08. 03. 2018
DIFFERENT PERSPECTIVES OF RESILIENCE: FROM INDIVIDUALS TO CITIES
BY Inês Cândido Silva, Nuno Duarte and Paulo Alberto, EDP distribuição
Resilience is a comprehensive term that refers to a series of mechanisms and processes of adapting and coping which are influenced by the interaction between individuals, social relationships and environmental/community contexts. Resilience is the result of the base adaptive capability of the human systems, operating as they should. Those adaptive systems include, among other things, the ability to problem-solve, the motivation to learn and master new skills, the development of strong and secure relationships, and cultural traditions that foster opportunities for learning, mentoring, social rituals, and other adaptive activities. The concept resilience can be adopted in different fields, such as personal resilience, organizational/collective resilience or urban resilience, among others.
Organizations have a legal and moral obligation to protect and enhance the well-being of their personnel. To achieve this goal, they have the responsibility to take reasonable steps to mitigate predictable risks for health and safety of their employees, including both physical and psychological aspects. Taking steps to mitigate those risks helps organizations to fulfill its duty of care and to improve its overall resilience.
Long-term global resilience strategies could be even more robust if they include human and cultural factors, associated with the participation of local communities, municipalities, emergency managers, critical infrastructures operators and urban planning, as they are complementary partners that can help to enhance operational responders and community’s resilience, to prepare against disasters that may occur.
The adverse physical and psychological effects of stress in operational responders are a foreseeable hazard that must be considered. Such stress can result in both short and long-term negative consequences for the organizations and raise operational risks.

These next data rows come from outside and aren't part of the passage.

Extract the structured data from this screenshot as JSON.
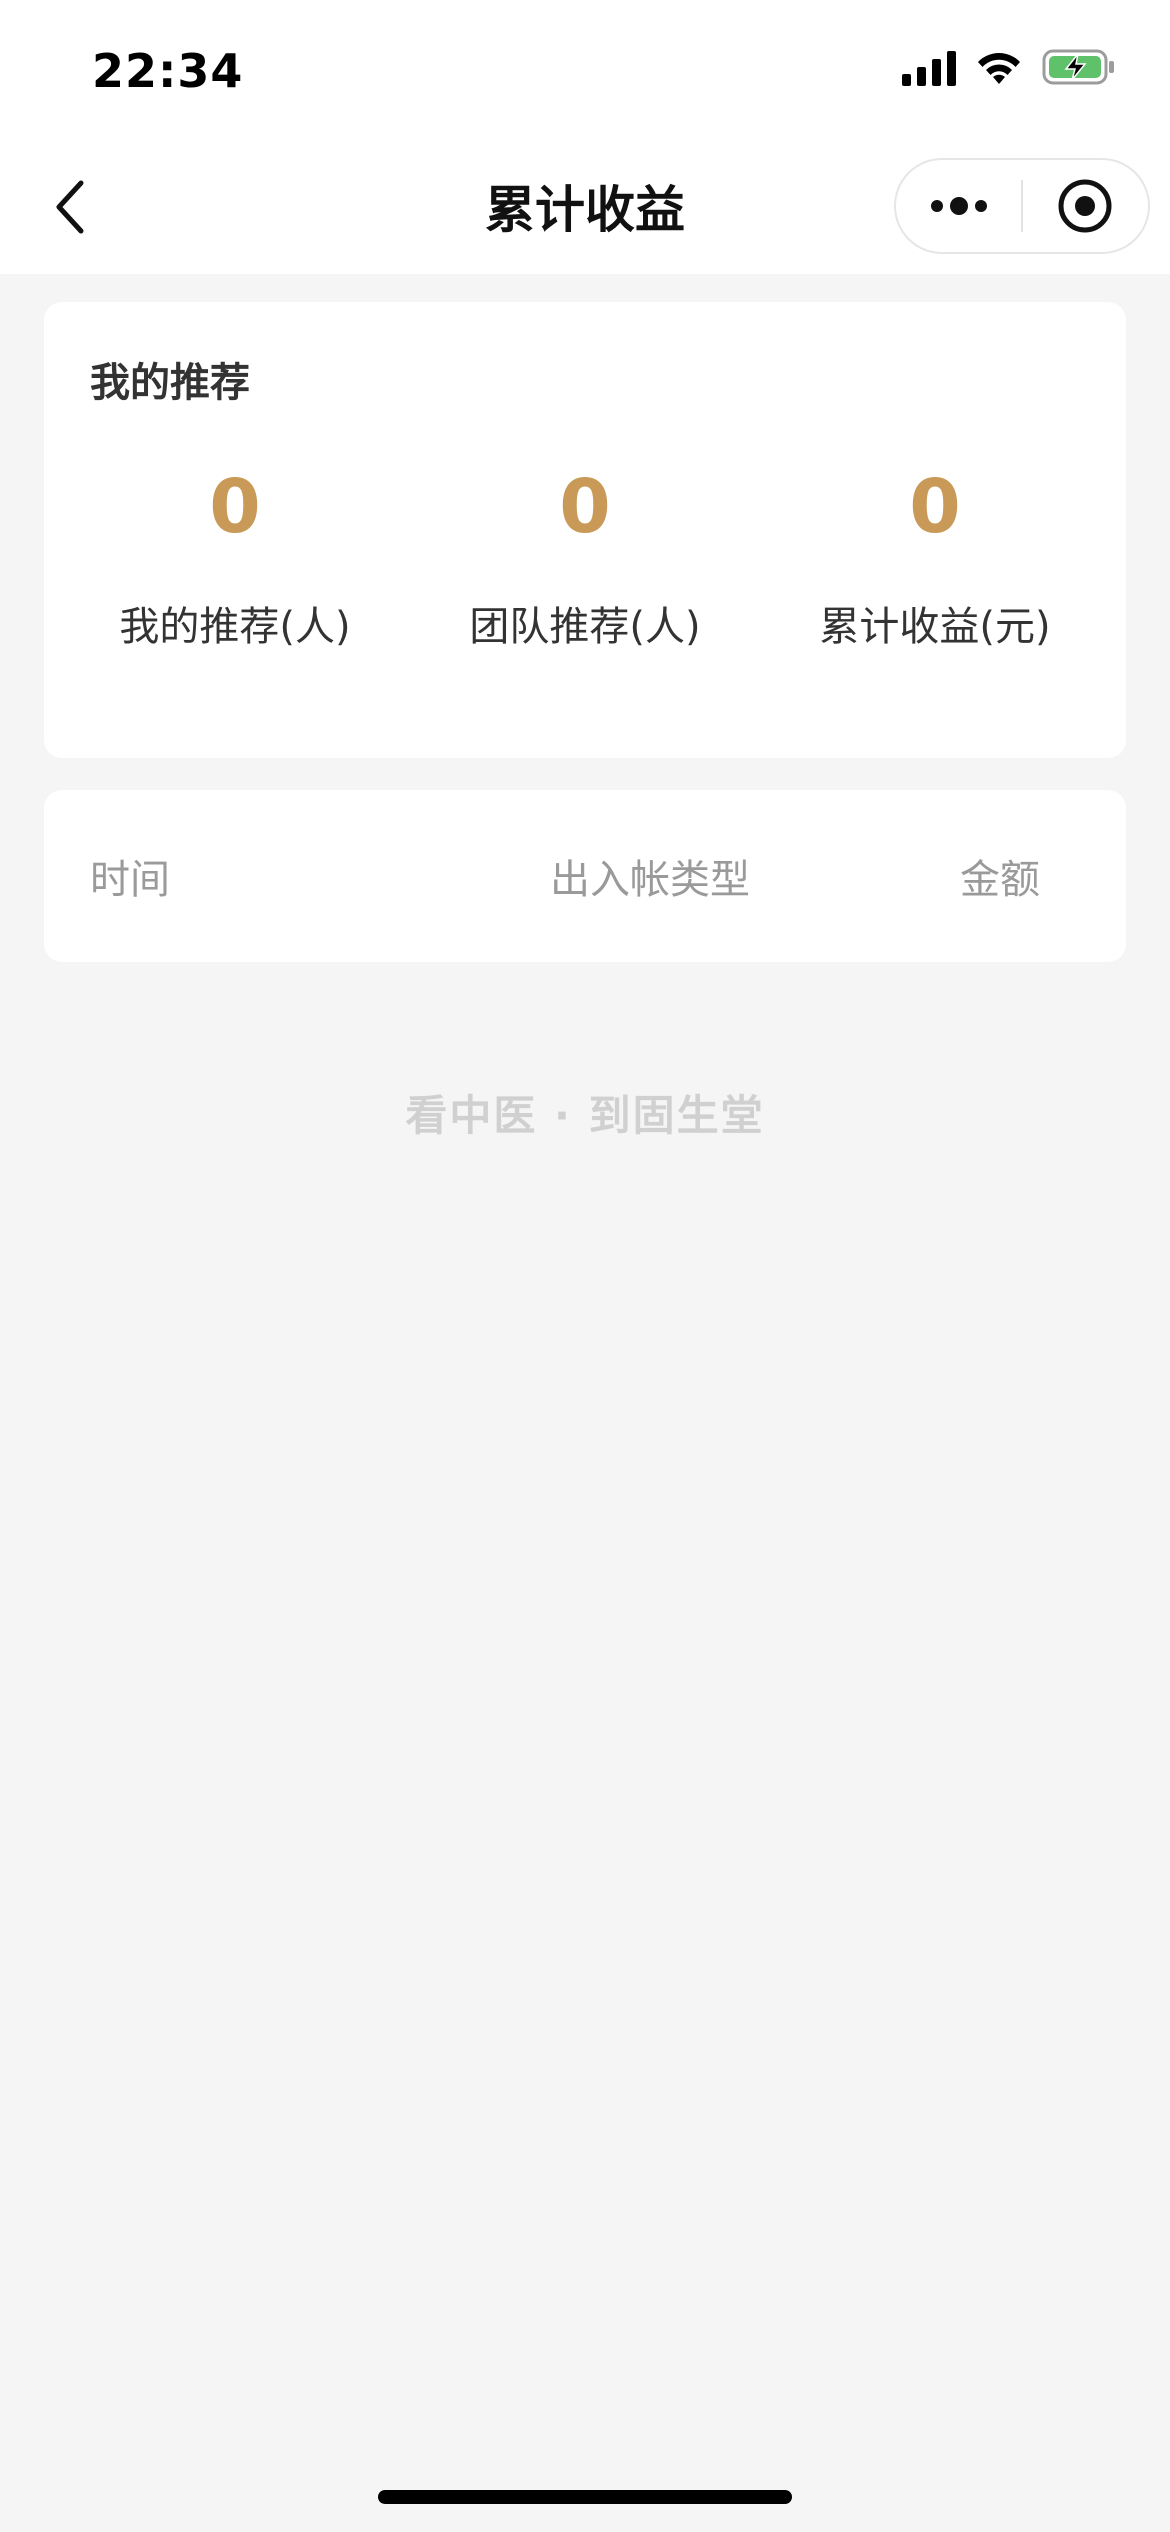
{
  "status_bar": {
    "time": "22:34",
    "icons": [
      "signal-icon",
      "wifi-icon",
      "battery-charging-icon"
    ]
  },
  "nav": {
    "title": "累计收益",
    "back_icon": "chevron-left-icon",
    "more_icon": "more-dots-icon",
    "close_icon": "target-close-icon"
  },
  "stats_card": {
    "title": "我的推荐",
    "stats": [
      {
        "value": "0",
        "label": "我的推荐(人)"
      },
      {
        "value": "0",
        "label": "团队推荐(人)"
      },
      {
        "value": "0",
        "label": "累计收益(元)"
      }
    ]
  },
  "table": {
    "headers": {
      "time": "时间",
      "type": "出入帐类型",
      "amount": "金额"
    }
  },
  "footer": {
    "slogan": "看中医 · 到固生堂"
  },
  "colors": {
    "accent": "#c99a57",
    "background": "#f5f5f5",
    "card": "#ffffff",
    "muted_text": "#9a9a9a",
    "slogan_text": "#d0d0d0"
  }
}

Operational responsibles (at both individual and team levels) in the majority of cases are able to recover from acute stress using their own coping skills and the support from the colleagues and family. Nevertheless, experiencing long and significant distress may signal Posttraumatic Stress Disorder (PTSD), a chronic, disabling stress disorder. In this sense, it is crucial to detect changes in employee’s behavior and to provide him or her professional and psychological support, through either individual or group counseling. Working proactively on operational stress control is a part of organizational culture and social responsibility. Psychological resilience is a key contributor to improve Operational Resilience and nowadays, more and more organizations are establishing programs and offering services to promote it.
A society composed of resilient organizations and groups can easier prepare for, respond to, and recover from adverse situations. It is also important to consider that cities are a very diverse ecosystem, with different cultures, religions, traditions, and that cultural factors can play a very relevant role in determining the way how people response to stress, engage in crisis management and accept disaster relief in an emergency. However, these factors can also negatively impact the professional response to disaster because of the lack of cultural understanding, sensitivity and competencies as well as due to lack of understanding of the cultural background of the victims of a disaster. To go further in this specific topic CARISMAND European Project is developing an interest work (www.carismand.eu).
Today we have more and more technological innovations to cope with the impacts such as the future RESCCUE tool, but the personal and collective resilience is not less important, as in critical moments there is a human who takes a crucial decision.